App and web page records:
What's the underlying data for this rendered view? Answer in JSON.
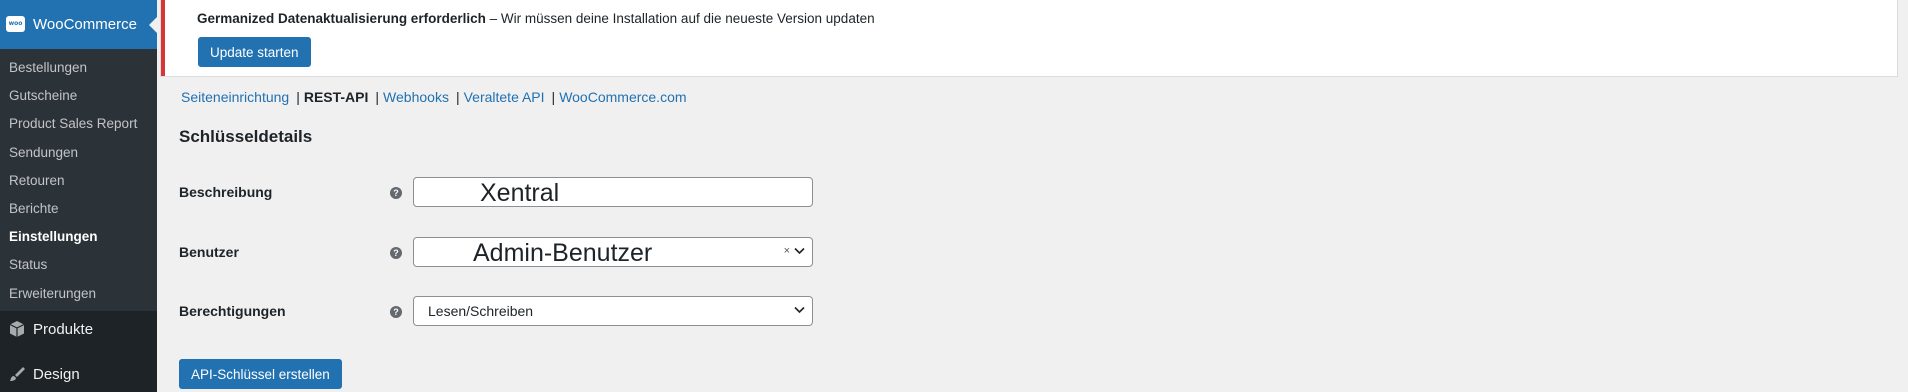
{
  "sidebar": {
    "woocommerce_label": "WooCommerce",
    "woo_logo_text": "woo",
    "submenu": [
      {
        "label": "Bestellungen",
        "current": false
      },
      {
        "label": "Gutscheine",
        "current": false
      },
      {
        "label": "Product Sales Report",
        "current": false
      },
      {
        "label": "Sendungen",
        "current": false
      },
      {
        "label": "Retouren",
        "current": false
      },
      {
        "label": "Berichte",
        "current": false
      },
      {
        "label": "Einstellungen",
        "current": true
      },
      {
        "label": "Status",
        "current": false
      },
      {
        "label": "Erweiterungen",
        "current": false
      }
    ],
    "products_label": "Produkte",
    "design_label": "Design"
  },
  "notice": {
    "title": "Germanized Datenaktualisierung erforderlich",
    "message": " – Wir müssen deine Installation auf die neueste Version updaten",
    "button": "Update starten"
  },
  "subnav": {
    "items": [
      "Seiteneinrichtung",
      "REST-API",
      "Webhooks",
      "Veraltete API",
      "WooCommerce.com"
    ],
    "separator": "|",
    "current": "REST-API"
  },
  "section_title": "Schlüsseldetails",
  "form": {
    "description_label": "Beschreibung",
    "description_value": "Xentral",
    "user_label": "Benutzer",
    "user_value": "Admin-Benutzer",
    "permissions_label": "Berechtigungen",
    "permissions_value": "Lesen/Schreiben",
    "help_glyph": "?",
    "clear_glyph": "×",
    "submit_label": "API-Schlüssel erstellen"
  },
  "colors": {
    "accent": "#2271b1",
    "sidebar_bg": "#1d2327",
    "submenu_bg": "#2c3338",
    "notice_border": "#d63638"
  }
}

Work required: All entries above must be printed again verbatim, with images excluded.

Output of the exercise:
What's the underlying data for this rendered view? Answer in JSON.
{
  "sidebar": {
    "woocommerce_label": "WooCommerce",
    "woo_logo_text": "woo",
    "submenu": [
      {
        "label": "Bestellungen",
        "current": false
      },
      {
        "label": "Gutscheine",
        "current": false
      },
      {
        "label": "Product Sales Report",
        "current": false
      },
      {
        "label": "Sendungen",
        "current": false
      },
      {
        "label": "Retouren",
        "current": false
      },
      {
        "label": "Berichte",
        "current": false
      },
      {
        "label": "Einstellungen",
        "current": true
      },
      {
        "label": "Status",
        "current": false
      },
      {
        "label": "Erweiterungen",
        "current": false
      }
    ],
    "products_label": "Produkte",
    "design_label": "Design"
  },
  "notice": {
    "title": "Germanized Datenaktualisierung erforderlich",
    "message": " – Wir müssen deine Installation auf die neueste Version updaten",
    "button": "Update starten"
  },
  "subnav": {
    "items": [
      "Seiteneinrichtung",
      "REST-API",
      "Webhooks",
      "Veraltete API",
      "WooCommerce.com"
    ],
    "separator": "|",
    "current": "REST-API"
  },
  "section_title": "Schlüsseldetails",
  "form": {
    "description_label": "Beschreibung",
    "description_value": "Xentral",
    "user_label": "Benutzer",
    "user_value": "Admin-Benutzer",
    "permissions_label": "Berechtigungen",
    "permissions_value": "Lesen/Schreiben",
    "help_glyph": "?",
    "clear_glyph": "×",
    "submit_label": "API-Schlüssel erstellen"
  },
  "colors": {
    "accent": "#2271b1",
    "sidebar_bg": "#1d2327",
    "submenu_bg": "#2c3338",
    "notice_border": "#d63638"
  }
}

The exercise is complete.